How do you get peak performance out of employees working in jobs they think aren’t worth their time?
You know those jobs: The ones that make a person feel that anyone off the street can do them, and the tasks don’t seem to add anything to the organization’s bottom line.
Such mismatches often require acting on both halves of the equation: Improve the employee’s morale while also improving the job itself. Some tips to consider:
• Improve the employee’s morale.
If he’s truly overqualified in every way for this position, he shouldn’t be in it, and you should help him look for promotions, or even opportunities elsewhere.
An investment of your energy in his career development will likely be returned in his commitment to performing well in his current position.
More commonly, a worker in a “dumb job” may have the education but not the experience to obtain better employment. In this case, point him to career-building opportunities—like taking on special projects, receiving advanced training or joining a professional network. These activities can help supply what he feels his actual job lacks—and, again, pay off for you in improved productivity.
• Improve the job itself.
Likewise, if a job is truly so “dumb” that nobody would find it satisfying, it’s not worth your time to fill it, since what you’ll get is one dissatisfied worker after another. Eliminate the job and distribute its duties to other workers, and invest the money you save in their compensation and in team resources.
More likely, the position doesn’t involve enough autonomy and responsibility.
Never let yourself believe that just because an employee is “just” a (fill in the blank), she can’t be trusted to assumeresponsibilities and identify improvements.

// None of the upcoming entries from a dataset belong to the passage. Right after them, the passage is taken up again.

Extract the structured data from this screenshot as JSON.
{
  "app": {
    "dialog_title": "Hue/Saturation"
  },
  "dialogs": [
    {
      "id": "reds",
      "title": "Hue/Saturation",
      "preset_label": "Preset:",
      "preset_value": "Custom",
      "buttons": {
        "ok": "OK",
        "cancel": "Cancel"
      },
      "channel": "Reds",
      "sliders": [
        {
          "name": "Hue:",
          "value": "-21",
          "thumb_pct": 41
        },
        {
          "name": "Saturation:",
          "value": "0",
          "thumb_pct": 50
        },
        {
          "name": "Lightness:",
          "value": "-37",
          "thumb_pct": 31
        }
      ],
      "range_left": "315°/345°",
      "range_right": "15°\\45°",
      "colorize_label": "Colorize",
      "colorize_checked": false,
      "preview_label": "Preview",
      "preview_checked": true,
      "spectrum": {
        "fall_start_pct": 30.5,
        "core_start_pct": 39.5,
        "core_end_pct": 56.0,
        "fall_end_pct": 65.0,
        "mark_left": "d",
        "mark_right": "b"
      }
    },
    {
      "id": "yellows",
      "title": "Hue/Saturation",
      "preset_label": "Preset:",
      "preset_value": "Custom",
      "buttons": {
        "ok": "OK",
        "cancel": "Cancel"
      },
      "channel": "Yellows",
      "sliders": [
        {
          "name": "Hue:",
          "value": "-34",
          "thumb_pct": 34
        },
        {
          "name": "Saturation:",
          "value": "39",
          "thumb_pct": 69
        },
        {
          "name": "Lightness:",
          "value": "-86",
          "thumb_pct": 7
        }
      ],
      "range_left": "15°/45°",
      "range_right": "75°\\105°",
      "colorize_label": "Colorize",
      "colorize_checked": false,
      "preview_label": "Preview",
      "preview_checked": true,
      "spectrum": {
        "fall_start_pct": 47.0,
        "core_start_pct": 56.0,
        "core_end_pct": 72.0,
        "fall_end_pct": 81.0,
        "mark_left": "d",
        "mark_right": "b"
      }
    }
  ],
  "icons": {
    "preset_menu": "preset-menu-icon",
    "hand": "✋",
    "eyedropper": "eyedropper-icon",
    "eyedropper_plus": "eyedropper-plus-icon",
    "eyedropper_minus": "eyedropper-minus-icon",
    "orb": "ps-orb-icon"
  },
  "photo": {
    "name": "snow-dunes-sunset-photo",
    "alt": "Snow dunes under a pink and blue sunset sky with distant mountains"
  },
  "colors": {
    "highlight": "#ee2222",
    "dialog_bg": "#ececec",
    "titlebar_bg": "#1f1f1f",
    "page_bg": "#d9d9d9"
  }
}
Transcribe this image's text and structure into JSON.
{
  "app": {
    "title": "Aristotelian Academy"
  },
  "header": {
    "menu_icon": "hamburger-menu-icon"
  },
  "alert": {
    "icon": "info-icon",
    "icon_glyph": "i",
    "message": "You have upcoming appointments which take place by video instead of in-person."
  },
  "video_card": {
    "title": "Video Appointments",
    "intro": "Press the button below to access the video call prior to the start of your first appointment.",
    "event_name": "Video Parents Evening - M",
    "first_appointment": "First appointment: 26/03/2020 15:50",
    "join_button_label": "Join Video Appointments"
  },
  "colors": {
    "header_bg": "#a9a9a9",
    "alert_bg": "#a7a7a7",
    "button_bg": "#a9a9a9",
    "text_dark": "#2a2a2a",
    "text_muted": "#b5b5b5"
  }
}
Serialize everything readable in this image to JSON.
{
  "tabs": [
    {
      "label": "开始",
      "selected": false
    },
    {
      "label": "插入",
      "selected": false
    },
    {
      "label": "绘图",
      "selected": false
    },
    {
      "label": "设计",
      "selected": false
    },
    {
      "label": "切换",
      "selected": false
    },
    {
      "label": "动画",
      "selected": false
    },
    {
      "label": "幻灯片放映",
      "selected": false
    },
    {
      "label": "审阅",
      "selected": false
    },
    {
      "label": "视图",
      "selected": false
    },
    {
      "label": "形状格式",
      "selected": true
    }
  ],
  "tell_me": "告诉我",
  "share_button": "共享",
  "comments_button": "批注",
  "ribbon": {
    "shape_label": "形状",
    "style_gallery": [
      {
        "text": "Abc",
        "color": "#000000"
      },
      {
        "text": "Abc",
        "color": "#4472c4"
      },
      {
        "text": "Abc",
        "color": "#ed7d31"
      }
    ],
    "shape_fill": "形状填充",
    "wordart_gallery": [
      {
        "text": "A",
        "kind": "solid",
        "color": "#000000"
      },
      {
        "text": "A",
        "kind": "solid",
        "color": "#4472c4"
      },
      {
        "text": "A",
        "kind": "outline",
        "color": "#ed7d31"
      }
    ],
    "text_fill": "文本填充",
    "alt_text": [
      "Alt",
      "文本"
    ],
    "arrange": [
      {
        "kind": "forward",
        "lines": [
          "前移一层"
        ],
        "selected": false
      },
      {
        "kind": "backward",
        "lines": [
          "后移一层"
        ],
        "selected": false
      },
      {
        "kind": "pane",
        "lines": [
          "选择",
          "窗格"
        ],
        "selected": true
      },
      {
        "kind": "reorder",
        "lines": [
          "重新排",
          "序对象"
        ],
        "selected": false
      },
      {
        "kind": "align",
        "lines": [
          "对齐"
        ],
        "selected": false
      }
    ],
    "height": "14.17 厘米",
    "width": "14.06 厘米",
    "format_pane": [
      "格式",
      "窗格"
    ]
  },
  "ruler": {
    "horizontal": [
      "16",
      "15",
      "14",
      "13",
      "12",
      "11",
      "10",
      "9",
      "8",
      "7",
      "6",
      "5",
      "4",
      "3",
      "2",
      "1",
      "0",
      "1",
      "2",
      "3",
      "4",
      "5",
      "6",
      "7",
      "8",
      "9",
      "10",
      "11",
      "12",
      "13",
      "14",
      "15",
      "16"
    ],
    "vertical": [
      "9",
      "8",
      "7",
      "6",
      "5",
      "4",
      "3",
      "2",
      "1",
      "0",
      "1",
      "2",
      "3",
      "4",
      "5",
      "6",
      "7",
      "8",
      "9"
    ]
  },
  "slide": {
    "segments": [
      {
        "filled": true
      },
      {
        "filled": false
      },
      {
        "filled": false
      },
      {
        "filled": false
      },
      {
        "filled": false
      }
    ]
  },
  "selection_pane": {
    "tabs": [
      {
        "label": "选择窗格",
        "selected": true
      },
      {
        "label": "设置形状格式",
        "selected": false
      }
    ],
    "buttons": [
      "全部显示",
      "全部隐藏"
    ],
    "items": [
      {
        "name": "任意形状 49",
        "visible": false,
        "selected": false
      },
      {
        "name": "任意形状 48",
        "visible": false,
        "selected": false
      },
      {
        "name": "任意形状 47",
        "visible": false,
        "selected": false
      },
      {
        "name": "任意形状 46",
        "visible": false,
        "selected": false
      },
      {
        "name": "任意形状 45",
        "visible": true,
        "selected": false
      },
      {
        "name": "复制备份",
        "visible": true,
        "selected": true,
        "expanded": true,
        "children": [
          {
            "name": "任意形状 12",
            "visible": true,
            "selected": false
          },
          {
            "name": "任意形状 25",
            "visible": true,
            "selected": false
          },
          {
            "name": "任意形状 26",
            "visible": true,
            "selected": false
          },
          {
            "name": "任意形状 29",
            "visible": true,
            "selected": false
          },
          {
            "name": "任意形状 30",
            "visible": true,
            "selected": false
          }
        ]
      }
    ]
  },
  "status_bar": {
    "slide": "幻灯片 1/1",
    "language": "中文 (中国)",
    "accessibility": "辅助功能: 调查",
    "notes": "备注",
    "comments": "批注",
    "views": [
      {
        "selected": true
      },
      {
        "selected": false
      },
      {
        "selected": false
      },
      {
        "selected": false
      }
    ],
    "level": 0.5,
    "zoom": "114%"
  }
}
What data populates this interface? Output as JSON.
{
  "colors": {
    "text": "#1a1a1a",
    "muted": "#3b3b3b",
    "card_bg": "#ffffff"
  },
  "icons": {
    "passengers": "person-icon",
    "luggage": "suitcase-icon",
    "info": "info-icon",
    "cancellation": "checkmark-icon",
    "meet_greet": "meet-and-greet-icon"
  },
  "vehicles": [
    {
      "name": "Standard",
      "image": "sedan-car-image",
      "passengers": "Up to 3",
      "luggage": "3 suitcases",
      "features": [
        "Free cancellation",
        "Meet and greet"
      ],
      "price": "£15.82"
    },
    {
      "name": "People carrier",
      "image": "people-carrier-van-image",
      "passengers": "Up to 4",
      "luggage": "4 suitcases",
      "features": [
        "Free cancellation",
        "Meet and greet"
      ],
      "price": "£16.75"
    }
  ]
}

It may turn out that a creative employee can find ways to turn a “dumb job” into a vital and efficient part of your workplace.